• _YOUR ASSIGNMENT_
Write out every line below that includes the word "Room".

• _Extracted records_

* * * *

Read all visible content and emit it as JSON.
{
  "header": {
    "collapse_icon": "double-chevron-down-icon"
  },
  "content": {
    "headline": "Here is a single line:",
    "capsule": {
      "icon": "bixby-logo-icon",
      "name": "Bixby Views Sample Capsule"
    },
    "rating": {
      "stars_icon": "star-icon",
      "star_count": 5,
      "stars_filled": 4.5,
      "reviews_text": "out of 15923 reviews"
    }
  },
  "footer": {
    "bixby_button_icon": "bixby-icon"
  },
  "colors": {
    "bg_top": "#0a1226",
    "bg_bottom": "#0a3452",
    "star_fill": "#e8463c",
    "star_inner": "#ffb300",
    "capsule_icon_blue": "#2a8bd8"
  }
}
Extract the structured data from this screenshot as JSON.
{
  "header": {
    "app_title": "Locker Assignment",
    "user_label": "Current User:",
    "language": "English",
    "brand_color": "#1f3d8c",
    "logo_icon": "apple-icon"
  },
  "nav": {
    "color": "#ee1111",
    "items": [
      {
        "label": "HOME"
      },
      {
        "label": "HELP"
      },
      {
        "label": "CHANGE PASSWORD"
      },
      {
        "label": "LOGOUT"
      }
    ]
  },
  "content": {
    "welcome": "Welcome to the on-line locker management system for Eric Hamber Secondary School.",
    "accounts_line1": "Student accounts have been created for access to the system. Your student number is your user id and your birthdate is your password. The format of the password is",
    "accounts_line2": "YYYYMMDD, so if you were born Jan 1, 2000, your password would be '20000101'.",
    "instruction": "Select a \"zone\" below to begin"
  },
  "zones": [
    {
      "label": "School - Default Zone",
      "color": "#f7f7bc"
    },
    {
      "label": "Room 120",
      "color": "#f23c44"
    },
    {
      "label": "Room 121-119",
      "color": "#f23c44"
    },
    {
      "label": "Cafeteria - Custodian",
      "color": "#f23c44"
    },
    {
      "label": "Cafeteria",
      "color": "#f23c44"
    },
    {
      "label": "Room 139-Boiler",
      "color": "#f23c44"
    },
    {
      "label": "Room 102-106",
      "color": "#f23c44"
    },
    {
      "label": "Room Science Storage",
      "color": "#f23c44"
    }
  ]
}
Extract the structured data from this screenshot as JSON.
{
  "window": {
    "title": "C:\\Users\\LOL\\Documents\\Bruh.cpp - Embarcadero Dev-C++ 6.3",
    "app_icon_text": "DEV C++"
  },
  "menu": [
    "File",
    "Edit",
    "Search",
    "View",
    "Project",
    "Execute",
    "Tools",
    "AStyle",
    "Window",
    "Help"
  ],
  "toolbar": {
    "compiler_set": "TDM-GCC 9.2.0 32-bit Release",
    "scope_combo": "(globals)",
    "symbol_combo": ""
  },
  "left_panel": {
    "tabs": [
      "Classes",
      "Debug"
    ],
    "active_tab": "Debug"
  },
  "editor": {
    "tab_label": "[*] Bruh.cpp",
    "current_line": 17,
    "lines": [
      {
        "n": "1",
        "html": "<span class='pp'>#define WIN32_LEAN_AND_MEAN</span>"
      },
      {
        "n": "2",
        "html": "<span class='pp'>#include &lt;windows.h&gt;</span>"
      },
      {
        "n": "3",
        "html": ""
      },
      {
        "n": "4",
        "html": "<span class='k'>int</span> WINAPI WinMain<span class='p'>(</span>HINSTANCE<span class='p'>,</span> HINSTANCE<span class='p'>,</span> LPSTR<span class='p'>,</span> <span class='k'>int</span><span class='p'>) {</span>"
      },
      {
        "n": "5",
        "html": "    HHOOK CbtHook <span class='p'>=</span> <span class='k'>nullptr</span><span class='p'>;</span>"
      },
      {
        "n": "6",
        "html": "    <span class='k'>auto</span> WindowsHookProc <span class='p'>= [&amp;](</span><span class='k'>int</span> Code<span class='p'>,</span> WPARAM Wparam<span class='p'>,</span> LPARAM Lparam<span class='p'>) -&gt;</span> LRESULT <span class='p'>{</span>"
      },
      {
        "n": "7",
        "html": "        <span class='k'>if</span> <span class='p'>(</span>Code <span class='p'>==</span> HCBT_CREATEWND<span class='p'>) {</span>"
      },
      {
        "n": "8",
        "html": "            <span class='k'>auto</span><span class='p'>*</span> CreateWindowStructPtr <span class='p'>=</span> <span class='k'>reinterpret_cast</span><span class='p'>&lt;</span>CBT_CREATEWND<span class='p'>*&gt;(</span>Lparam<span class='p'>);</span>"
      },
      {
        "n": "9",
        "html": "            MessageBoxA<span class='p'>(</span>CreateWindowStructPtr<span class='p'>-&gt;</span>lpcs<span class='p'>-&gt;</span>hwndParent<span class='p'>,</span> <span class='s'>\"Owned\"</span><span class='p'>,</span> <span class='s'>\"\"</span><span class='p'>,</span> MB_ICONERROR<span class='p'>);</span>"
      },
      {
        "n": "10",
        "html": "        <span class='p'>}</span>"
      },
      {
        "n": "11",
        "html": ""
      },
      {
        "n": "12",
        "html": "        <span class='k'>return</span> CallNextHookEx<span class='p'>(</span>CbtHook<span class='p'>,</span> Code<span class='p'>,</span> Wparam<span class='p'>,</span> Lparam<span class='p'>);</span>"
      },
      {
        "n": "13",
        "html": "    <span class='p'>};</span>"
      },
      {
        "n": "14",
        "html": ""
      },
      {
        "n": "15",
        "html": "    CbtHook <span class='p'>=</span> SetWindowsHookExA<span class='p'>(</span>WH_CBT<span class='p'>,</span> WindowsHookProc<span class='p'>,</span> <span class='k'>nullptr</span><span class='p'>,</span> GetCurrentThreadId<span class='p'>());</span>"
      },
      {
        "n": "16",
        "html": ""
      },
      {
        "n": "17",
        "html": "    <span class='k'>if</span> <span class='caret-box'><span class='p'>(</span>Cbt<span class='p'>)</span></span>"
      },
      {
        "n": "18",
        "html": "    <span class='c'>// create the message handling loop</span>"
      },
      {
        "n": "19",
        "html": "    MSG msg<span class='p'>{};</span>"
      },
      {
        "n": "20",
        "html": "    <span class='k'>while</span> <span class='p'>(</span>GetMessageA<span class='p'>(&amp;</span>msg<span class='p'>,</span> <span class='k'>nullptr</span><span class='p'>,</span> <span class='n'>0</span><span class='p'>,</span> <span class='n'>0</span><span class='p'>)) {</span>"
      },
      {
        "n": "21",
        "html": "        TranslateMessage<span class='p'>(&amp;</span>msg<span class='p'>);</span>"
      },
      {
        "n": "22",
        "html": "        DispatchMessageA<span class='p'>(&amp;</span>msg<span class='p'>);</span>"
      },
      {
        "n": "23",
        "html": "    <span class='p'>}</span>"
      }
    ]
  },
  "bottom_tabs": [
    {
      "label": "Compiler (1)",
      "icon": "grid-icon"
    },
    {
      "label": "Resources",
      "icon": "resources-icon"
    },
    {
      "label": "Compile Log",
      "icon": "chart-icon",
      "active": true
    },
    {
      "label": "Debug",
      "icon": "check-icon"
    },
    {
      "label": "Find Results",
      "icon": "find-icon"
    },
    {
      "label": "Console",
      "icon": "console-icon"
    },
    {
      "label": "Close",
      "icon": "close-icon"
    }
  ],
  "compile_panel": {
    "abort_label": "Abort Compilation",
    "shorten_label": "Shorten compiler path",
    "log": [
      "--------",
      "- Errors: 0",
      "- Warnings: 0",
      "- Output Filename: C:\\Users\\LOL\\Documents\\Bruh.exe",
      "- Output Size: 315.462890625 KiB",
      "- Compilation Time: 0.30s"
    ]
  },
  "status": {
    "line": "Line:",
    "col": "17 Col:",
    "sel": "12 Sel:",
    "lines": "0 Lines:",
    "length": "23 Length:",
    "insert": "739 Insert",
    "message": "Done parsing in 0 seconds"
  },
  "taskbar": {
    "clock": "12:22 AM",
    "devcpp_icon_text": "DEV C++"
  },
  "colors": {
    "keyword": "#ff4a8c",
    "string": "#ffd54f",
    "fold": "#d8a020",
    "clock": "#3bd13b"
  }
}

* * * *

• _OUTPUT OF THE TASK_
      "label": "Room 120",
      "label": "Room 121-119",
      "label": "Room 139-Boiler",
      "label": "Room 102-106",
      "label": "Room Science Storage",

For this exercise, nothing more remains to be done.